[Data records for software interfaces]
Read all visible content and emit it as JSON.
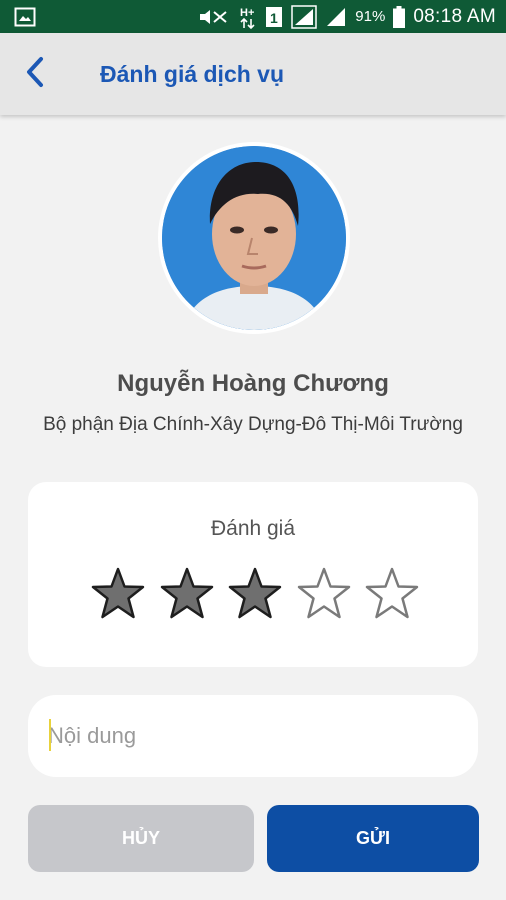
{
  "status_bar": {
    "battery_percent": "91%",
    "time": "08:18 AM",
    "icons": [
      "gallery-icon",
      "mute-icon",
      "hplus-data-icon",
      "sim1-icon",
      "signal-icon",
      "signal-icon-2",
      "battery-icon"
    ],
    "background": "#0f5a36"
  },
  "header": {
    "title": "Đánh giá dịch vụ",
    "back_icon": "back-arrow-icon",
    "title_color": "#1c58b5"
  },
  "profile": {
    "name": "Nguyễn Hoàng Chương",
    "department": "Bộ phận Địa Chính-Xây Dựng-Đô Thị-Môi Trường"
  },
  "rating": {
    "label": "Đánh giá",
    "value": 3,
    "max": 5
  },
  "content": {
    "placeholder": "Nội dung",
    "value": ""
  },
  "actions": {
    "cancel_label": "HỦY",
    "send_label": "GỬI",
    "cancel_color": "#c6c7cb",
    "send_color": "#0d4ea4"
  }
}
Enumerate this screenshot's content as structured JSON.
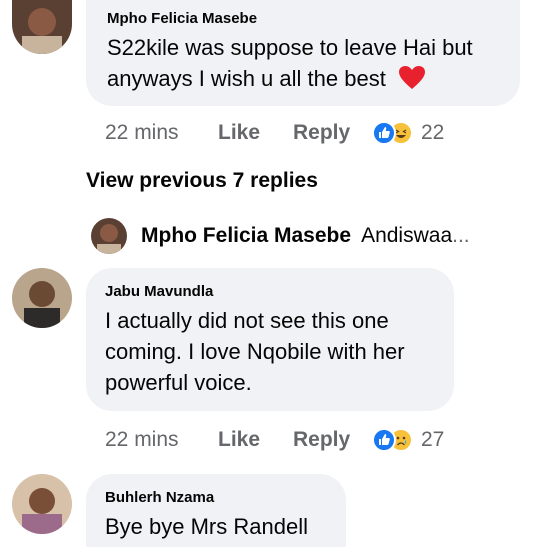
{
  "comments": [
    {
      "author": "Mpho Felicia Masebe",
      "lines": [
        "S22kile was suppose to leave Hai but",
        "anyways I wish u all the best"
      ],
      "emoji": "red-heart",
      "time": "22 mins",
      "like_label": "Like",
      "reply_label": "Reply",
      "reactions": [
        "like-icon",
        "laughing-emoji-icon"
      ],
      "reaction_count": "22"
    },
    {
      "author": "Jabu Mavundla",
      "lines": [
        "I actually did not see this one",
        "coming. I love Nqobile with her",
        "powerful voice."
      ],
      "time": "22 mins",
      "like_label": "Like",
      "reply_label": "Reply",
      "reactions": [
        "like-icon",
        "sad-emoji-icon"
      ],
      "reaction_count": "27"
    },
    {
      "author": "Buhlerh Nzama",
      "lines": [
        "Bye bye Mrs Randell"
      ]
    }
  ],
  "view_previous": "View previous 7 replies",
  "reply_preview": {
    "name": "Mpho Felicia Masebe",
    "snippet": "Andiswaa",
    "ellipsis": "..."
  },
  "colors": {
    "bubble": "#f0f2f5",
    "meta": "#65676b",
    "like_blue": "#1877f2",
    "heart": "#e8212e"
  }
}
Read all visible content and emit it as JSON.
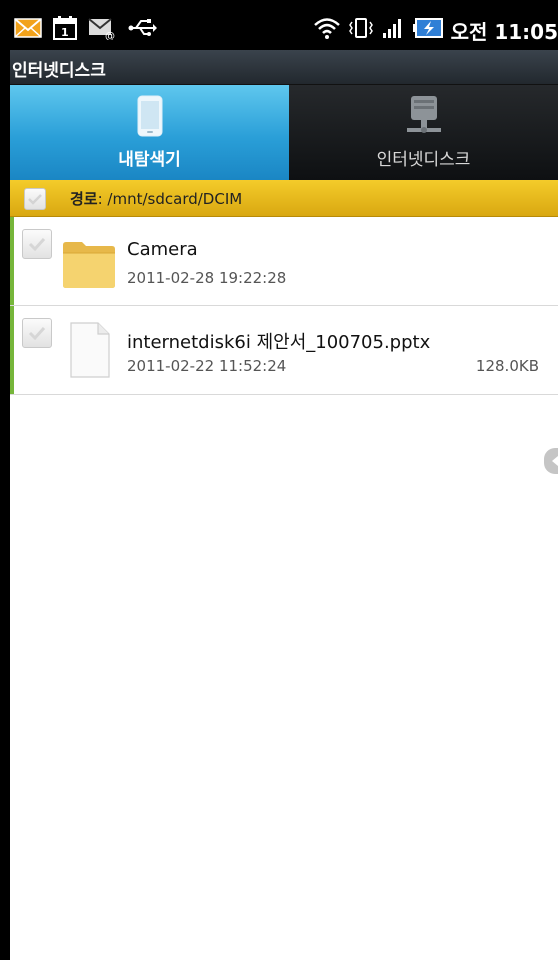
{
  "status_bar": {
    "time": "오전 11:05",
    "left_icons": [
      "mail-icon",
      "calendar-icon",
      "email-icon",
      "usb-icon"
    ],
    "right_icons": [
      "wifi-icon",
      "vibrate-icon",
      "signal-icon",
      "battery-charging-icon"
    ]
  },
  "app": {
    "title": "인터넷디스크"
  },
  "tabs": [
    {
      "label": "내탐색기",
      "icon": "phone-icon",
      "active": true
    },
    {
      "label": "인터넷디스크",
      "icon": "network-drive-icon",
      "active": false
    }
  ],
  "path": {
    "label": "경로",
    "value": ": /mnt/sdcard/DCIM"
  },
  "files": [
    {
      "name": "Camera",
      "date": "2011-02-28 19:22:28",
      "size": "",
      "type": "folder"
    },
    {
      "name": "internetdisk6i 제안서_100705.pptx",
      "date": "2011-02-22 11:52:24",
      "size": "128.0KB",
      "type": "file"
    }
  ],
  "colors": {
    "accent_tab": "#2a9fd8",
    "path_bar": "#e6b81c",
    "selection_bar": "#76b63a"
  }
}
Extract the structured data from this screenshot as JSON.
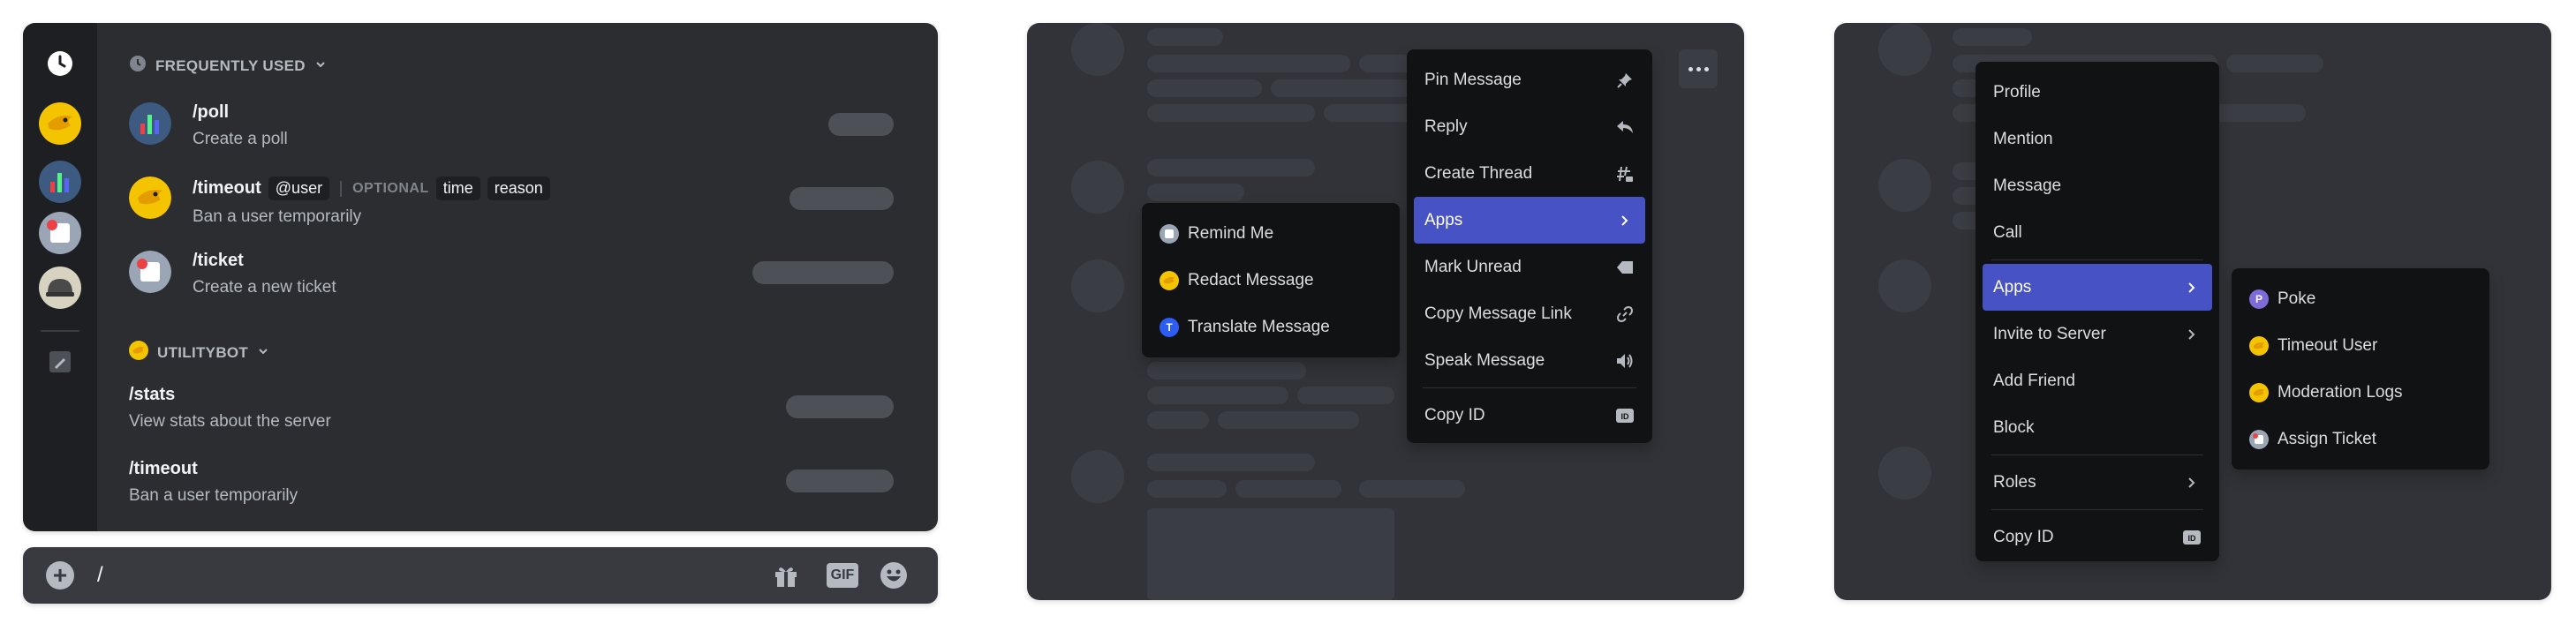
{
  "command_picker": {
    "frequently_used": {
      "header": "FREQUENTLY USED",
      "commands": [
        {
          "name": "/poll",
          "description": "Create a poll"
        },
        {
          "name": "/timeout",
          "description": "Ban a user temporarily",
          "required_option": "@user",
          "optional_label": "OPTIONAL",
          "optional_params": [
            "time",
            "reason"
          ]
        },
        {
          "name": "/ticket",
          "description": "Create a new ticket"
        }
      ]
    },
    "utilitybot": {
      "header": "UTILITYBOT",
      "commands": [
        {
          "name": "/stats",
          "description": "View stats about the server"
        },
        {
          "name": "/timeout",
          "description": "Ban a user temporarily"
        }
      ]
    },
    "input": {
      "value": "/"
    },
    "tools": {
      "gif_label": "GIF"
    }
  },
  "message_menu": {
    "items": [
      {
        "label": "Pin Message",
        "icon": "pin-icon"
      },
      {
        "label": "Reply",
        "icon": "reply-icon"
      },
      {
        "label": "Create Thread",
        "icon": "thread-icon"
      },
      {
        "label": "Apps",
        "icon": "chevron-right-icon",
        "active": true
      },
      {
        "label": "Mark Unread",
        "icon": "mark-unread-icon"
      },
      {
        "label": "Copy Message Link",
        "icon": "link-icon"
      },
      {
        "label": "Speak Message",
        "icon": "speaker-icon"
      },
      {
        "label": "Copy ID",
        "icon": "id-icon"
      }
    ],
    "apps_submenu": [
      {
        "label": "Remind Me",
        "icon": "remind-bot-icon"
      },
      {
        "label": "Redact Message",
        "icon": "bird-bot-icon"
      },
      {
        "label": "Translate Message",
        "icon": "translate-bot-icon",
        "icon_letter": "T"
      }
    ]
  },
  "user_menu": {
    "items": [
      {
        "label": "Profile"
      },
      {
        "label": "Mention"
      },
      {
        "label": "Message"
      },
      {
        "label": "Call"
      },
      {
        "label": "Apps",
        "active": true,
        "submenu": true
      },
      {
        "label": "Invite to Server",
        "submenu": true
      },
      {
        "label": "Add Friend"
      },
      {
        "label": "Block"
      },
      {
        "label": "Roles",
        "submenu": true
      },
      {
        "label": "Copy ID"
      }
    ],
    "apps_submenu": [
      {
        "label": "Poke",
        "icon": "poke-bot-icon",
        "icon_letter": "P"
      },
      {
        "label": "Timeout User",
        "icon": "bird-bot-icon"
      },
      {
        "label": "Moderation Logs",
        "icon": "bird-bot-icon"
      },
      {
        "label": "Assign Ticket",
        "icon": "ticket-bot-icon"
      }
    ]
  },
  "colors": {
    "accent": "#4752c4",
    "menu_bg": "#111214",
    "panel_bg": "#2b2d31",
    "bird": "#f5c400"
  }
}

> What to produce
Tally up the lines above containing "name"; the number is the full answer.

> Answer to this task
9